PROBLEM DESCRIPTION
Scan the records and identify every line in which the string "Less" occurs, then return those lines.

(Dataset entries)
——

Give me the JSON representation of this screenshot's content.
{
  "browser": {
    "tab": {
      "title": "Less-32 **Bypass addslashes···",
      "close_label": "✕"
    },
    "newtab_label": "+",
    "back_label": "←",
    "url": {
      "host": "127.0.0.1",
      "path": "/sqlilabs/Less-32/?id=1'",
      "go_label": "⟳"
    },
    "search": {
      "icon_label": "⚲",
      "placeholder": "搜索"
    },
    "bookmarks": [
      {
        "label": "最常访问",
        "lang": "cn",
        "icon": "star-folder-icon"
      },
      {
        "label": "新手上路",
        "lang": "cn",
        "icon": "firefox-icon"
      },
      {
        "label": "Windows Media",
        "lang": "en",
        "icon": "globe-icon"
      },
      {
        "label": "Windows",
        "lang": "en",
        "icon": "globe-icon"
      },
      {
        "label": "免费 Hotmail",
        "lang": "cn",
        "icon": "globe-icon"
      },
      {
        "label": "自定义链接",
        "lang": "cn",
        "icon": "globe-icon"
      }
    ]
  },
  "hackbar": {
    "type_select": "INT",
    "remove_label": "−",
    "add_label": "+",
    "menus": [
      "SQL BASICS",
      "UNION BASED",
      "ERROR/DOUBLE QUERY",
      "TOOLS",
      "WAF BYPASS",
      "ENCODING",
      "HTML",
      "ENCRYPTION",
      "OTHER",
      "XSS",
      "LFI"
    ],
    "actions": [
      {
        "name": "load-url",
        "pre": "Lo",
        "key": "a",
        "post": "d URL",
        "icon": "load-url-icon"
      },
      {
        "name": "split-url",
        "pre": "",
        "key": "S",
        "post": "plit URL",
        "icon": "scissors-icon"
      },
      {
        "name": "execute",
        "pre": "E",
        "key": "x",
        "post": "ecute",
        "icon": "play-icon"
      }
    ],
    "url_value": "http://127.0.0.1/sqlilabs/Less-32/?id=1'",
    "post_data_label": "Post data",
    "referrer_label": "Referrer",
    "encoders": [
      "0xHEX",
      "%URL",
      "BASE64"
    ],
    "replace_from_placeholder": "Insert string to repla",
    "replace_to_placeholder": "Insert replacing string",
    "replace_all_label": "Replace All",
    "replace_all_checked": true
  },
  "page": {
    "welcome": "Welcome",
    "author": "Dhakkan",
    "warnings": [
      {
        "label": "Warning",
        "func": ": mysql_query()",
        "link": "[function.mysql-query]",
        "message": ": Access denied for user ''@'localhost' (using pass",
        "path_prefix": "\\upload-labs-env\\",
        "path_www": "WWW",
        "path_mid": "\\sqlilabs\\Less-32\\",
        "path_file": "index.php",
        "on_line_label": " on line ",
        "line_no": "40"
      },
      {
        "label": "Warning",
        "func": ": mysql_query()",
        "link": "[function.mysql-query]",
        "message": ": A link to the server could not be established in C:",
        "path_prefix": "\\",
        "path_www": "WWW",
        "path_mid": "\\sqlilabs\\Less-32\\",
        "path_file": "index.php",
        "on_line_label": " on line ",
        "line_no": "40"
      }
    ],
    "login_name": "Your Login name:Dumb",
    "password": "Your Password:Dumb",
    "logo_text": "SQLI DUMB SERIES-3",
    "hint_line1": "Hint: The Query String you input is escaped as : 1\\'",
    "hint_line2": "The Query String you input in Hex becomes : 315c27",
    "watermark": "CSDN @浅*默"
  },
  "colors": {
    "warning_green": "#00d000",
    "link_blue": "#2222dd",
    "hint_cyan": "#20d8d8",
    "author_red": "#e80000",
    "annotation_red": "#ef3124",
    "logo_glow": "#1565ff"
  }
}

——

THE COMPLETED TASK
      "title": "Less-32 **Bypass addslashes···",
      "path": "/sqlilabs/Less-32/?id=1'",
    "url_value": "http://127.0.0.1/sqlilabs/Less-32/?id=1'",
        "path_mid": "\\sqlilabs\\Less-32\\",
        "path_mid": "\\sqlilabs\\Less-32\\",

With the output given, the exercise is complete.